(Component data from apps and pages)
BEGIN

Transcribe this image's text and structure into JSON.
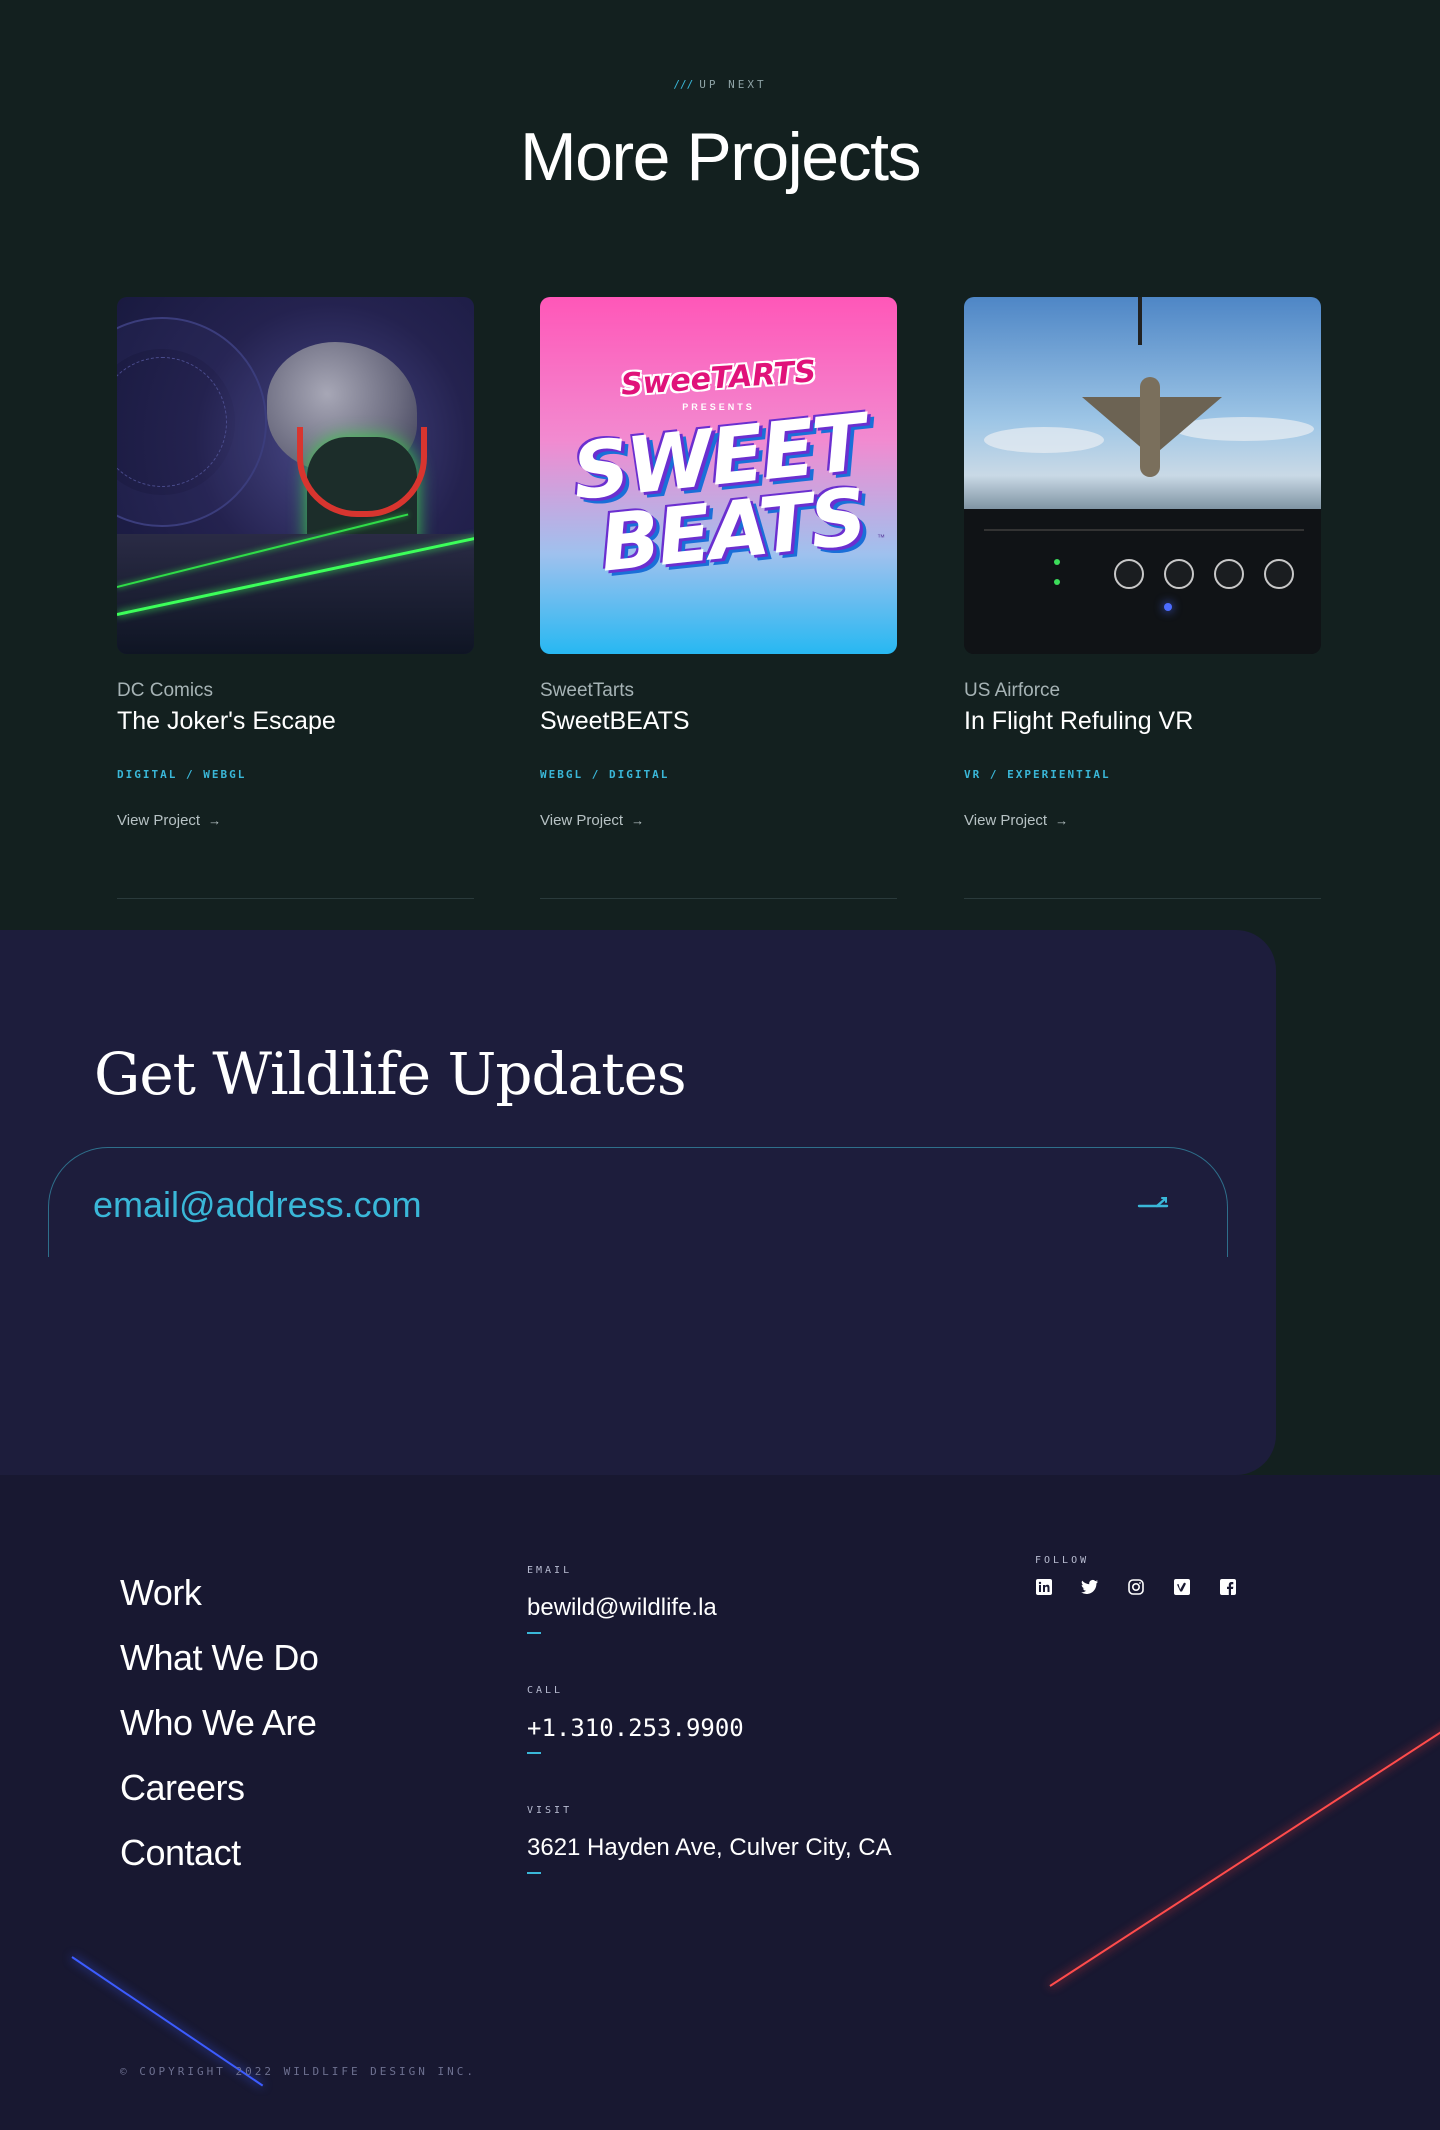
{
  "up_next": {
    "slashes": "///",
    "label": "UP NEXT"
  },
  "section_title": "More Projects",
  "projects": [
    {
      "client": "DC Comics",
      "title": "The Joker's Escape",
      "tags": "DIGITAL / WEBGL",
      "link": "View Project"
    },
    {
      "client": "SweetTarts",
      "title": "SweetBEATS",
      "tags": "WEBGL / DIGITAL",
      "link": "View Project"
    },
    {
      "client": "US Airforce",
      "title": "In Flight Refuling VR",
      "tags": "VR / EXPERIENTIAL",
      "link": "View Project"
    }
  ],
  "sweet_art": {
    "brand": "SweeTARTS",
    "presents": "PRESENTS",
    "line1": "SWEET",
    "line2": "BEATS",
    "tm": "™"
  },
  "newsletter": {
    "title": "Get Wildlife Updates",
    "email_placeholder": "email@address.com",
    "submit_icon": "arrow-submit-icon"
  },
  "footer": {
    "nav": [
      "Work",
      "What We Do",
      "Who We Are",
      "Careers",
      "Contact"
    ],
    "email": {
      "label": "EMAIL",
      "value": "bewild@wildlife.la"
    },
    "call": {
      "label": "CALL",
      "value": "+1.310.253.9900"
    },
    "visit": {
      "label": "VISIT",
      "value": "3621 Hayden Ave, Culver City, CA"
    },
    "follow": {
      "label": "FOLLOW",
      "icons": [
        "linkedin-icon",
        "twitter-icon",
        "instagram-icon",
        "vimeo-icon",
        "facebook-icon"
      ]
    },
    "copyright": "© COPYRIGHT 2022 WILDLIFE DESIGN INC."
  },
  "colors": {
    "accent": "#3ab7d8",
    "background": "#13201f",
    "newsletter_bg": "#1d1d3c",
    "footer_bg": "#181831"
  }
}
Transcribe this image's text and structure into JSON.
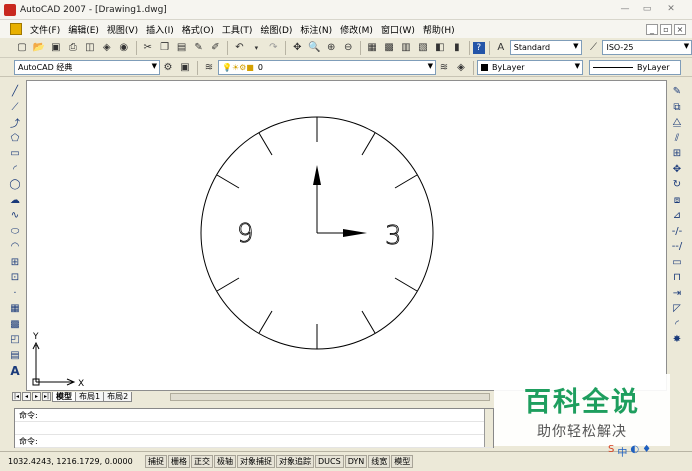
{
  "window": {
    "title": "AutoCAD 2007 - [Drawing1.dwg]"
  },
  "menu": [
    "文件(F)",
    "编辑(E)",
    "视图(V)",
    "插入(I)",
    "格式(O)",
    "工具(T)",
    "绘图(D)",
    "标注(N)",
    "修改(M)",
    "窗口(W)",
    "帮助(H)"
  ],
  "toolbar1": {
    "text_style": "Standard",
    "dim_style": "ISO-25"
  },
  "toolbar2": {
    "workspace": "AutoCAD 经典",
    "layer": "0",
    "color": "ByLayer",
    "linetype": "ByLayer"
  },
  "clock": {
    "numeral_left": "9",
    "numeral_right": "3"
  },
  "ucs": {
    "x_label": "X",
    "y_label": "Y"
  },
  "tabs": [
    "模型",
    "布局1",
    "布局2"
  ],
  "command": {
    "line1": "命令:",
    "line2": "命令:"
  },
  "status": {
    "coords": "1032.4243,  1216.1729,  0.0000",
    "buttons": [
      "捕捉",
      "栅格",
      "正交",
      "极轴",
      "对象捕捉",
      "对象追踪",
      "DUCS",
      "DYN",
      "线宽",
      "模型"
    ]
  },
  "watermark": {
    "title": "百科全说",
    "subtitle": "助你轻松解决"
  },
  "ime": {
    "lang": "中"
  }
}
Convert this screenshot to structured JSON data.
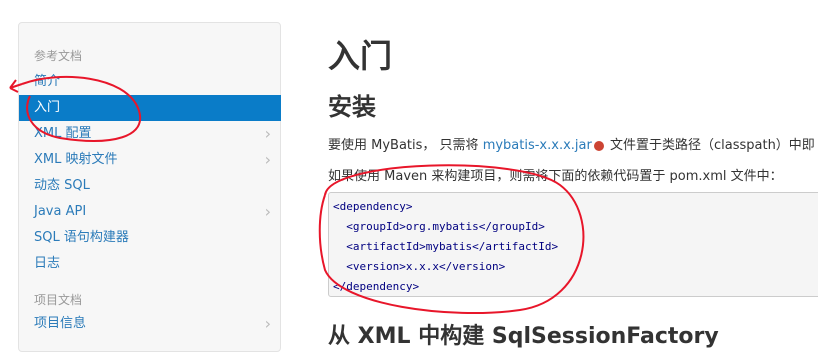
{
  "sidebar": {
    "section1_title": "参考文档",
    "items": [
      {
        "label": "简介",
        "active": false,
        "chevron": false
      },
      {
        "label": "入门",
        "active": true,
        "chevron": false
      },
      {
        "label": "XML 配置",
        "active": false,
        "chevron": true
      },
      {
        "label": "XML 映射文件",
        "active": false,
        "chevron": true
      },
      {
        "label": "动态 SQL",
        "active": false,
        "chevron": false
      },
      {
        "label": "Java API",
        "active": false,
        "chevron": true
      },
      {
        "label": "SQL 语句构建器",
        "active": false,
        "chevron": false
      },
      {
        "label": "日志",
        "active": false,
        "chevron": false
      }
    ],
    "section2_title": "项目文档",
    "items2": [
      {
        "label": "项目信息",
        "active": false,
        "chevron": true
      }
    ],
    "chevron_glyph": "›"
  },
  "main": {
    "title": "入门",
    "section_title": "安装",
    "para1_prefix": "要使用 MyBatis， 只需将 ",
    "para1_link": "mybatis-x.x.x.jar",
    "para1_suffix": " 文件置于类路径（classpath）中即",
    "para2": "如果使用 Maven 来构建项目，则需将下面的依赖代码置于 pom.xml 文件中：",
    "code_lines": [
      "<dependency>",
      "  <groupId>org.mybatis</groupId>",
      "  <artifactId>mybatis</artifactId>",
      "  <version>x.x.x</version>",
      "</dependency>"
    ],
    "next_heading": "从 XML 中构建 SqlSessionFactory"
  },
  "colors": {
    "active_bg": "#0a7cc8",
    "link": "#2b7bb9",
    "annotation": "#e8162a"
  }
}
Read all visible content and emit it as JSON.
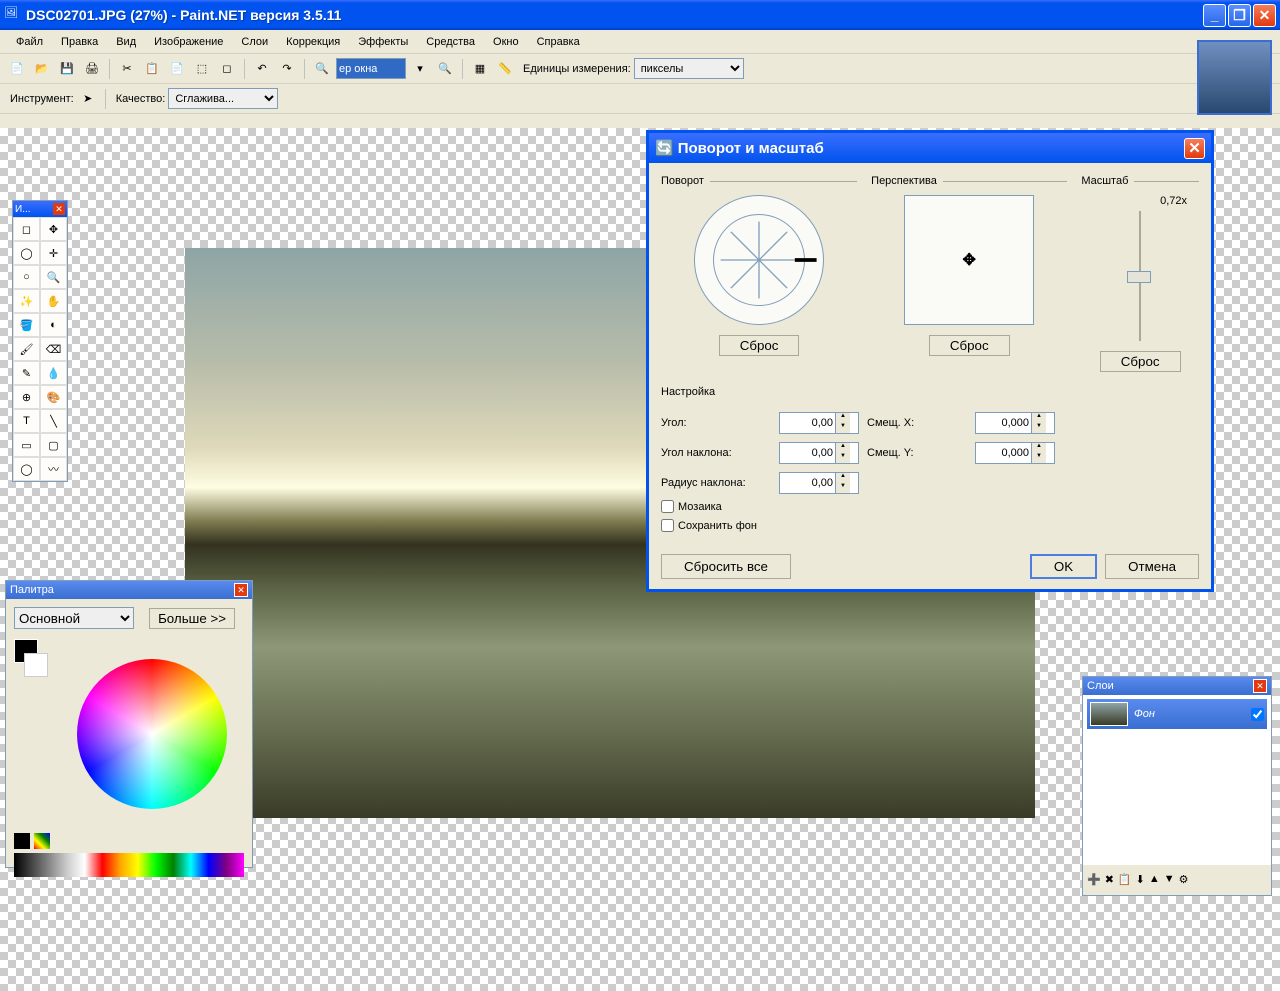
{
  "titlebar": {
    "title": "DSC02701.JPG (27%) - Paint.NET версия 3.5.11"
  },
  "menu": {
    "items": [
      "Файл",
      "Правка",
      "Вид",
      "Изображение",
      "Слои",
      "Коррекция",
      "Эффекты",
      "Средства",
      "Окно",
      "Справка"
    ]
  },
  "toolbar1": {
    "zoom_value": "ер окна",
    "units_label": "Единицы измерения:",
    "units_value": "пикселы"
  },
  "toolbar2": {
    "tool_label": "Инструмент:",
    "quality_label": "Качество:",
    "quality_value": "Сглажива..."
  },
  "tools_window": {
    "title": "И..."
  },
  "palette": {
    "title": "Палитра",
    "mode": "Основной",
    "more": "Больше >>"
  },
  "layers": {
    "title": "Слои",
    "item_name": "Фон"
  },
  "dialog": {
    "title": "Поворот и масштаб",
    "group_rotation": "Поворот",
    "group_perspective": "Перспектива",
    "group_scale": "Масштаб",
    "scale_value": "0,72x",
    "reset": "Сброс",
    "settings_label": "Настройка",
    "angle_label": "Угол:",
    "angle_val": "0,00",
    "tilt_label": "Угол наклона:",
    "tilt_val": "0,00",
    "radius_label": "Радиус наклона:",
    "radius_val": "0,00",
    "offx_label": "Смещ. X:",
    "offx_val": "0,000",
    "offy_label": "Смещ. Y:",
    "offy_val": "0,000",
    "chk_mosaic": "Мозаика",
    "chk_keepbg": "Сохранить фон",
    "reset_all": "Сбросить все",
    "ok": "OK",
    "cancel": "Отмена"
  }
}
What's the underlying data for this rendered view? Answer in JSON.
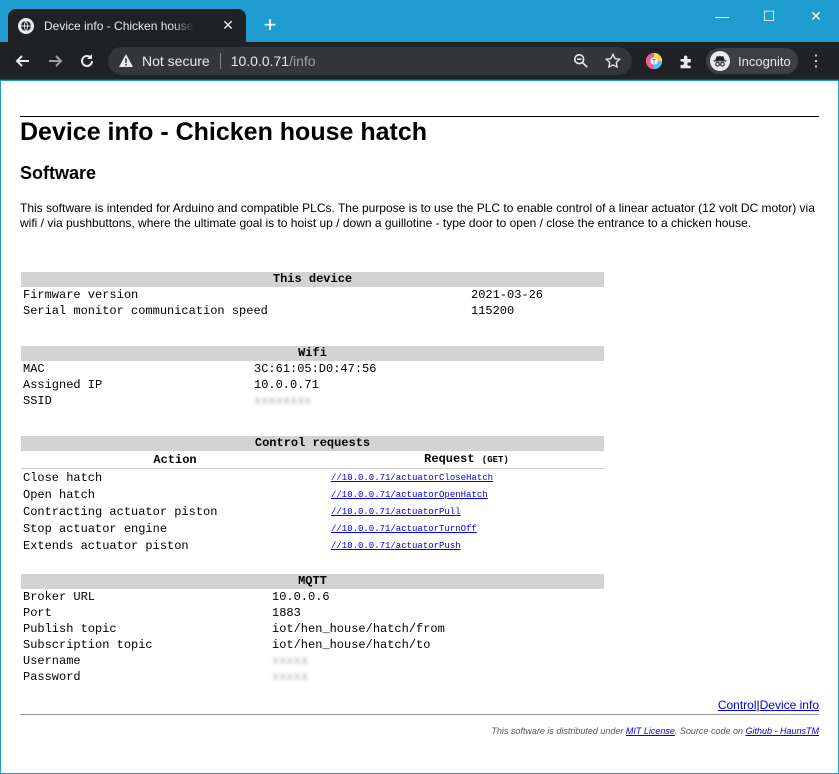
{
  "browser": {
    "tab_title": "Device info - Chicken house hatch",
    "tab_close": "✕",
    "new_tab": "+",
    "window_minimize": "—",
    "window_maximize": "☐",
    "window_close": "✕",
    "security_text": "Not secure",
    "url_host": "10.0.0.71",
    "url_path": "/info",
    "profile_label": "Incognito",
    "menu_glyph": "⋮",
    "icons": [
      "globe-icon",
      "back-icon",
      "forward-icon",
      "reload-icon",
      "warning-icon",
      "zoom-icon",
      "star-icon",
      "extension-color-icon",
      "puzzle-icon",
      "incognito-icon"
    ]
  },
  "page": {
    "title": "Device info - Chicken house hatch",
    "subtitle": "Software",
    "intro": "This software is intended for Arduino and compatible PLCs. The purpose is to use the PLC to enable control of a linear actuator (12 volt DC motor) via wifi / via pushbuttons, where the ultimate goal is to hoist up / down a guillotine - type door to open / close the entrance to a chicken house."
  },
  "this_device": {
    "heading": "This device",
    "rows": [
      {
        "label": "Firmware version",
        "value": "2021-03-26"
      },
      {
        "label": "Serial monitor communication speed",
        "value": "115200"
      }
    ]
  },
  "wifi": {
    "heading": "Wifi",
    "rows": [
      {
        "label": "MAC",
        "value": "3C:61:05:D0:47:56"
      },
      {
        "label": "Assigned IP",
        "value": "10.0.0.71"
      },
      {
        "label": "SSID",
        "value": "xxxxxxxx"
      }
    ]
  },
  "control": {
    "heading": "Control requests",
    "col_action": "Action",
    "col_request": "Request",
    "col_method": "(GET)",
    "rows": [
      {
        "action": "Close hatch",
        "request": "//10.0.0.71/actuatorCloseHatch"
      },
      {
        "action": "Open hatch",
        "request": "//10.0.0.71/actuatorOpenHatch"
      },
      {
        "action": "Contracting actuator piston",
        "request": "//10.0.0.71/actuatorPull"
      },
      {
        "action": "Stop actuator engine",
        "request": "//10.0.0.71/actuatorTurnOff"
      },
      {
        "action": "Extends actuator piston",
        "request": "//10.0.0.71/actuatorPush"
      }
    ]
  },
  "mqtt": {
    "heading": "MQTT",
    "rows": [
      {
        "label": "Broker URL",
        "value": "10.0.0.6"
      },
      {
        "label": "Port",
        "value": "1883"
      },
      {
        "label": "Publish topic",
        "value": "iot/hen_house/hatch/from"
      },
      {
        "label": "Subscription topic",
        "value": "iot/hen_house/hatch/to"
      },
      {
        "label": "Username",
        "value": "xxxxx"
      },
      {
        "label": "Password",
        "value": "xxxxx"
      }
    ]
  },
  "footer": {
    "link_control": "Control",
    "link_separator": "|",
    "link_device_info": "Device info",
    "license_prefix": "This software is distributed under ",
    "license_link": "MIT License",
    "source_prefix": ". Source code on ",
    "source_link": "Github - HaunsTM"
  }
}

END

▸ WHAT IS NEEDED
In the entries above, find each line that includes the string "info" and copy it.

▸ EXERCISE OUTPUT
    "tab_title": "Device info - Chicken house hatch",
    "url_path": "/info",
    "title": "Device info - Chicken house hatch",
    "link_device_info": "Device info",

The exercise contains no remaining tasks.